━━━━━ Source records ━━━━━

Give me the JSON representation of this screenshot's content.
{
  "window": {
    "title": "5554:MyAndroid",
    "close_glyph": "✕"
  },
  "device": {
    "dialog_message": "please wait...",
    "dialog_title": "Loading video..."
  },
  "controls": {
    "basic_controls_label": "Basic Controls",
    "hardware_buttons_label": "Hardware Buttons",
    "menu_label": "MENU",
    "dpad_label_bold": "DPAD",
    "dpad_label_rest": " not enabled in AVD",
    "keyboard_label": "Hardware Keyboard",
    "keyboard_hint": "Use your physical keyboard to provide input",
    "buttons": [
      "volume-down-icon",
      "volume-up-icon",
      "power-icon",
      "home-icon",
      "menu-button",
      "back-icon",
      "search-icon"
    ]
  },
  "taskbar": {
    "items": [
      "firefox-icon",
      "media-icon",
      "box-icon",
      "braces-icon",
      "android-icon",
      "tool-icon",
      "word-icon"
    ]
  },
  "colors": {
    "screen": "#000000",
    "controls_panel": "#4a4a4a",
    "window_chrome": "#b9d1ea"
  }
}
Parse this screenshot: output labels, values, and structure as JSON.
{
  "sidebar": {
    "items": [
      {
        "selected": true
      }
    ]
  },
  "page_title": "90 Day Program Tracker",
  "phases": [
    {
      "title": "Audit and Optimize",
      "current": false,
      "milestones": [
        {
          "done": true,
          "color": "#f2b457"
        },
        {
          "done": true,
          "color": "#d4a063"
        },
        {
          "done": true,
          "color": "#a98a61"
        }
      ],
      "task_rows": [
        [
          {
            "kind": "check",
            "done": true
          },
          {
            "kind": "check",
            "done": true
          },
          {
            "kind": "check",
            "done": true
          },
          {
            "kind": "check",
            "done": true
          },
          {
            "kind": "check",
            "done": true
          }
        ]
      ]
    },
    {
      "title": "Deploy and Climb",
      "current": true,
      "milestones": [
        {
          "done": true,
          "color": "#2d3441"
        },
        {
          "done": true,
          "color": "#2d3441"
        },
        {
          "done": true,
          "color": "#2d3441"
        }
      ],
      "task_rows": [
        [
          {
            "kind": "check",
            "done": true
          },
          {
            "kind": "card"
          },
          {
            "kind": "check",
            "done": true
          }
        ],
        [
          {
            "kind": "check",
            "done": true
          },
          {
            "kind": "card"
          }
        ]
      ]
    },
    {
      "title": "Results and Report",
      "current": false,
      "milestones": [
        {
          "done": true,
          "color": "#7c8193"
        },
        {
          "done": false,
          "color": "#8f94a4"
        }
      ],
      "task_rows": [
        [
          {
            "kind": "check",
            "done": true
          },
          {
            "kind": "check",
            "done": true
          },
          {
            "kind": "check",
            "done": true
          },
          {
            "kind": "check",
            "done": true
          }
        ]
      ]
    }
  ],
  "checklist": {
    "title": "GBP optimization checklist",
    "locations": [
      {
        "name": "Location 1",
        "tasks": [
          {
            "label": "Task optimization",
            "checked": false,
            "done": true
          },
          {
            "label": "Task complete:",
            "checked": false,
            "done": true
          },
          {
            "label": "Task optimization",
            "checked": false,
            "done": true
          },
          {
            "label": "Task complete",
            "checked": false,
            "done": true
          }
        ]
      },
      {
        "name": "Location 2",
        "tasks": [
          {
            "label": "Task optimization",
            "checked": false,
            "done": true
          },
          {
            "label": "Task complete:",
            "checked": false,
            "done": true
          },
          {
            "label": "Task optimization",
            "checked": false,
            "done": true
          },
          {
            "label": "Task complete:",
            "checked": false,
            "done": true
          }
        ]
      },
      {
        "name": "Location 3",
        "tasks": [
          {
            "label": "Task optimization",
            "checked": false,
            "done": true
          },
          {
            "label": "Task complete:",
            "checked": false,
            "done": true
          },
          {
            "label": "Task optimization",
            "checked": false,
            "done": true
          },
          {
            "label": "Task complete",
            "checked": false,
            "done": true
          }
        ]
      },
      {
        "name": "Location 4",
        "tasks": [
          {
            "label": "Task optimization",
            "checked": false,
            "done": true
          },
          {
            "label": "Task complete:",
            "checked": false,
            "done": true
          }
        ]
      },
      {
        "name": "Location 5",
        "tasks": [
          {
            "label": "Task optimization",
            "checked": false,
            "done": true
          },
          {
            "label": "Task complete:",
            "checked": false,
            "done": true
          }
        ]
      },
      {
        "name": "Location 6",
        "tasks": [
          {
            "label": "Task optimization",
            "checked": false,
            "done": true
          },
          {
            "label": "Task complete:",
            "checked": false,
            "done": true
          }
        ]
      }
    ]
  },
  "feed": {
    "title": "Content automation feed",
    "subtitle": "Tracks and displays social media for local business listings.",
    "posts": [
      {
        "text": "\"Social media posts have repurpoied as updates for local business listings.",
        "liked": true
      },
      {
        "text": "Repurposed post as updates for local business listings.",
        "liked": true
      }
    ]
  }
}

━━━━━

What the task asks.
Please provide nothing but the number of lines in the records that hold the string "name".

Response area.
6